■ **WHAT YOU HAVE TO DO**
An exact copy of every entry is required, minus the pictures.

■ **TASK MATERIAL**

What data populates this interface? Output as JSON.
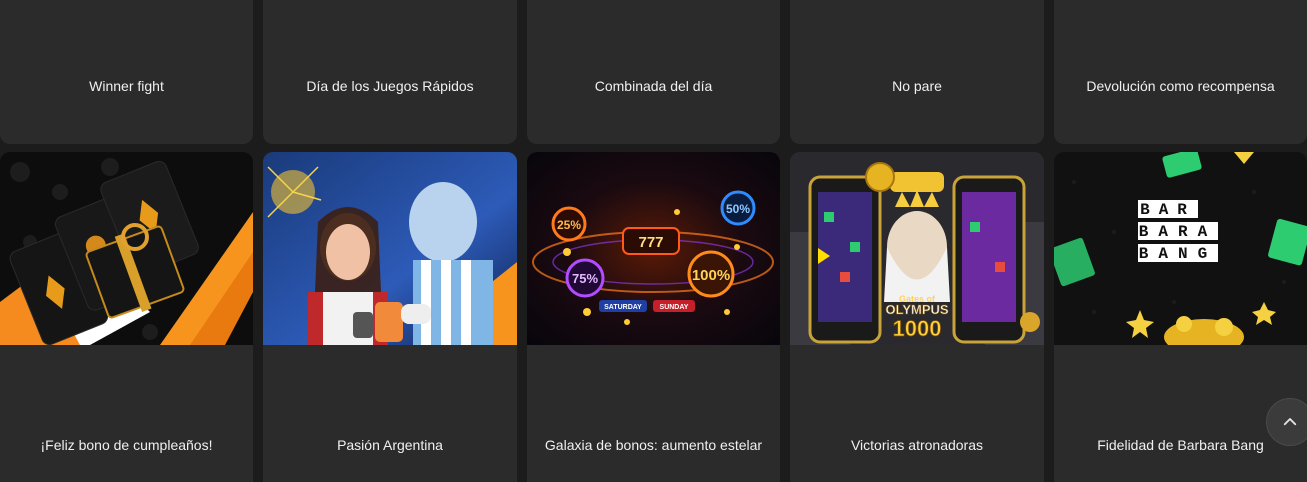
{
  "promotions_row1": [
    {
      "title": "Winner fight"
    },
    {
      "title": "Día de los Juegos Rápidos"
    },
    {
      "title": "Combinada del día"
    },
    {
      "title": "No pare"
    },
    {
      "title": "Devolución como recompensa"
    }
  ],
  "promotions_row2": [
    {
      "title": "¡Feliz bono de cumpleaños!",
      "image": "birthday-gift-icon"
    },
    {
      "title": "Pasión Argentina",
      "image": "argentina-fans-icon"
    },
    {
      "title": "Galaxia de bonos: aumento estelar",
      "image": "bonus-galaxy-icon",
      "badges": [
        "25%",
        "50%",
        "75%",
        "100%",
        "777",
        "SATURDAY",
        "SUNDAY"
      ]
    },
    {
      "title": "Victorias atronadoras",
      "image": "gates-of-olympus-icon",
      "game_lines": [
        "Gates of",
        "OLYMPUS",
        "1000"
      ]
    },
    {
      "title": "Fidelidad de Barbara Bang",
      "image": "barbara-bang-logo",
      "logo_lines": [
        "BAR",
        "BARA",
        "BANG"
      ]
    }
  ],
  "colors": {
    "card": "#2b2b2b",
    "background": "#1c1c1c",
    "text": "#f0f0f0",
    "accent_orange": "#f7941d"
  }
}
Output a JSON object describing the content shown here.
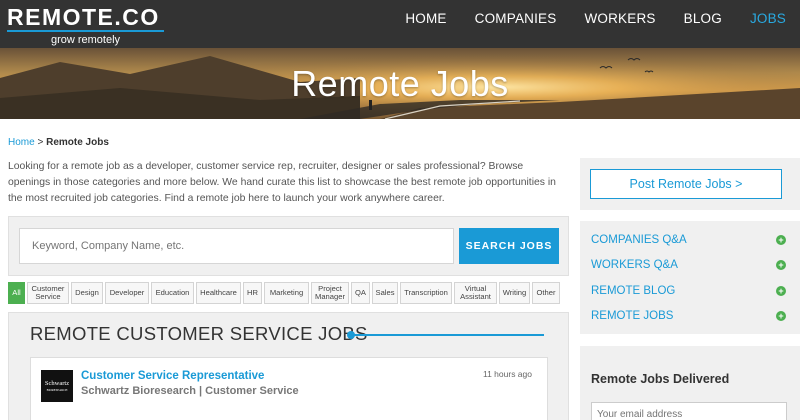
{
  "header": {
    "logo_title": "REMOTE.CO",
    "logo_tagline": "grow remotely",
    "nav": [
      "HOME",
      "COMPANIES",
      "WORKERS",
      "BLOG",
      "JOBS"
    ],
    "active_nav": "JOBS",
    "accent": "#1a9ad6"
  },
  "hero": {
    "title": "Remote Jobs"
  },
  "breadcrumb": {
    "home": "Home",
    "separator": " > ",
    "current": "Remote Jobs"
  },
  "intro": "Looking for a remote job as a developer, customer service rep, recruiter, designer or sales professional? Browse openings in those categories and more below. We hand curate this list to showcase the best remote job opportunities in the most recruited job categories. Find a remote job here to launch your work anywhere career.",
  "search": {
    "placeholder": "Keyword, Company Name, etc.",
    "button": "SEARCH JOBS"
  },
  "categories": [
    "All",
    "Customer Service",
    "Design",
    "Developer",
    "Education",
    "Healthcare",
    "HR",
    "Marketing",
    "Project Manager",
    "QA",
    "Sales",
    "Transcription",
    "Virtual Assistant",
    "Writing",
    "Other"
  ],
  "active_category": "All",
  "jobs_section": {
    "heading": "REMOTE CUSTOMER SERVICE JOBS",
    "jobs": [
      {
        "logo_text": "Schwartz",
        "logo_subtext": "BIORESEARCH",
        "title": "Customer Service Representative",
        "company_line": "Schwartz Bioresearch | Customer Service",
        "posted": "11 hours ago"
      }
    ]
  },
  "sidebar": {
    "post_button": "Post Remote Jobs >",
    "links": [
      "COMPANIES Q&A",
      "WORKERS Q&A",
      "REMOTE BLOG",
      "REMOTE JOBS"
    ],
    "plus_icon": "+",
    "delivered_title": "Remote Jobs Delivered",
    "email_placeholder": "Your email address"
  },
  "colors": {
    "header_bg": "#333333",
    "accent": "#1a9ad6",
    "green": "#4caf50",
    "panel_bg": "#f0f0f0"
  }
}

■ **YOUR RESPONSE**
What data populates this interface? Output as JSON.
{
  "promotions_row1": [
    {
      "title": "Winner fight"
    },
    {
      "title": "Día de los Juegos Rápidos"
    },
    {
      "title": "Combinada del día"
    },
    {
      "title": "No pare"
    },
    {
      "title": "Devolución como recompensa"
    }
  ],
  "promotions_row2": [
    {
      "title": "¡Feliz bono de cumpleaños!",
      "image": "birthday-gift-icon"
    },
    {
      "title": "Pasión Argentina",
      "image": "argentina-fans-icon"
    },
    {
      "title": "Galaxia de bonos: aumento estelar",
      "image": "bonus-galaxy-icon",
      "badges": [
        "25%",
        "50%",
        "75%",
        "100%",
        "777",
        "SATURDAY",
        "SUNDAY"
      ]
    },
    {
      "title": "Victorias atronadoras",
      "image": "gates-of-olympus-icon",
      "game_lines": [
        "Gates of",
        "OLYMPUS",
        "1000"
      ]
    },
    {
      "title": "Fidelidad de Barbara Bang",
      "image": "barbara-bang-logo",
      "logo_lines": [
        "BAR",
        "BARA",
        "BANG"
      ]
    }
  ],
  "colors": {
    "card": "#2b2b2b",
    "background": "#1c1c1c",
    "text": "#f0f0f0",
    "accent_orange": "#f7941d"
  }
}
Output a JSON object describing the content shown here.
{
  "header": {
    "logo_title": "REMOTE.CO",
    "logo_tagline": "grow remotely",
    "nav": [
      "HOME",
      "COMPANIES",
      "WORKERS",
      "BLOG",
      "JOBS"
    ],
    "active_nav": "JOBS",
    "accent": "#1a9ad6"
  },
  "hero": {
    "title": "Remote Jobs"
  },
  "breadcrumb": {
    "home": "Home",
    "separator": " > ",
    "current": "Remote Jobs"
  },
  "intro": "Looking for a remote job as a developer, customer service rep, recruiter, designer or sales professional? Browse openings in those categories and more below. We hand curate this list to showcase the best remote job opportunities in the most recruited job categories. Find a remote job here to launch your work anywhere career.",
  "search": {
    "placeholder": "Keyword, Company Name, etc.",
    "button": "SEARCH JOBS"
  },
  "categories": [
    "All",
    "Customer Service",
    "Design",
    "Developer",
    "Education",
    "Healthcare",
    "HR",
    "Marketing",
    "Project Manager",
    "QA",
    "Sales",
    "Transcription",
    "Virtual Assistant",
    "Writing",
    "Other"
  ],
  "active_category": "All",
  "jobs_section": {
    "heading": "REMOTE CUSTOMER SERVICE JOBS",
    "jobs": [
      {
        "logo_text": "Schwartz",
        "logo_subtext": "BIORESEARCH",
        "title": "Customer Service Representative",
        "company_line": "Schwartz Bioresearch | Customer Service",
        "posted": "11 hours ago"
      }
    ]
  },
  "sidebar": {
    "post_button": "Post Remote Jobs >",
    "links": [
      "COMPANIES Q&A",
      "WORKERS Q&A",
      "REMOTE BLOG",
      "REMOTE JOBS"
    ],
    "plus_icon": "+",
    "delivered_title": "Remote Jobs Delivered",
    "email_placeholder": "Your email address"
  },
  "colors": {
    "header_bg": "#333333",
    "accent": "#1a9ad6",
    "green": "#4caf50",
    "panel_bg": "#f0f0f0"
  }
}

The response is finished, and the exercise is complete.